To do: Each line of the records containing "arrow" is to be copied out and returned.

[Source records]
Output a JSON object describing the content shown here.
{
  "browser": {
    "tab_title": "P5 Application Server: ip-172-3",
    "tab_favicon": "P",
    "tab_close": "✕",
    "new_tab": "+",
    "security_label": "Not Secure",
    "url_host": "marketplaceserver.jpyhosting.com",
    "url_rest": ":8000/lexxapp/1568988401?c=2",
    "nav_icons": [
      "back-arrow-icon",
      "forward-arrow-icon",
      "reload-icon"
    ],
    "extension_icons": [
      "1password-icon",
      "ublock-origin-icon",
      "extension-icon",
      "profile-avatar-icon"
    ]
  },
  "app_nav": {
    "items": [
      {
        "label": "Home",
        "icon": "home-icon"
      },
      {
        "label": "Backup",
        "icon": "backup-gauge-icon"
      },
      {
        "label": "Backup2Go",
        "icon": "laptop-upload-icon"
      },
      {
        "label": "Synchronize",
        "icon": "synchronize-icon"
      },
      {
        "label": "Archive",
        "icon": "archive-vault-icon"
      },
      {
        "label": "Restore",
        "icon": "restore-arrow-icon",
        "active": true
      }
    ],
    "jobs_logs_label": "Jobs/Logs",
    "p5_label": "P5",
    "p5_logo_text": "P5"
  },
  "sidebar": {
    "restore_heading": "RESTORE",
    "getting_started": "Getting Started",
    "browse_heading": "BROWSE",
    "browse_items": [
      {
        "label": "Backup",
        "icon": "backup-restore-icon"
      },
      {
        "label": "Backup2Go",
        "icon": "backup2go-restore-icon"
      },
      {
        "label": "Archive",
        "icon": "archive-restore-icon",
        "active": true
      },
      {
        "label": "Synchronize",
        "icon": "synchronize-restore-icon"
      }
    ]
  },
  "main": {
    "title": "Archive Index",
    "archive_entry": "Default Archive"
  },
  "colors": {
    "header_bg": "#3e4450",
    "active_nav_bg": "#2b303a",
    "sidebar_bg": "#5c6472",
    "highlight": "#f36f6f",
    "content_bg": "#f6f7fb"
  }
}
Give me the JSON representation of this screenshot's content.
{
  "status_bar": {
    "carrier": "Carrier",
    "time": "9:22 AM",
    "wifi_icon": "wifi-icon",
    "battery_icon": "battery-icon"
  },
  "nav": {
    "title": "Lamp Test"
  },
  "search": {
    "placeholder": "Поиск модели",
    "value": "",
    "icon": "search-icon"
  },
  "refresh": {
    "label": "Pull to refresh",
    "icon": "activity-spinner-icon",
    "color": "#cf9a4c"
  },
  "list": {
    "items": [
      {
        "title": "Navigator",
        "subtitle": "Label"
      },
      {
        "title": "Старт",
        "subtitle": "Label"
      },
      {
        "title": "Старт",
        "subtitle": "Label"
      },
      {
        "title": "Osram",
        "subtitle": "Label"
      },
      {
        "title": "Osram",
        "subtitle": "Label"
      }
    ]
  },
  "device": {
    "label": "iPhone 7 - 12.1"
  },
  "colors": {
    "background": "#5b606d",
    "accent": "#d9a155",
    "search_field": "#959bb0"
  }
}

Output of the task:
      "back-arrow-icon",
      "forward-arrow-icon",
        "icon": "restore-arrow-icon",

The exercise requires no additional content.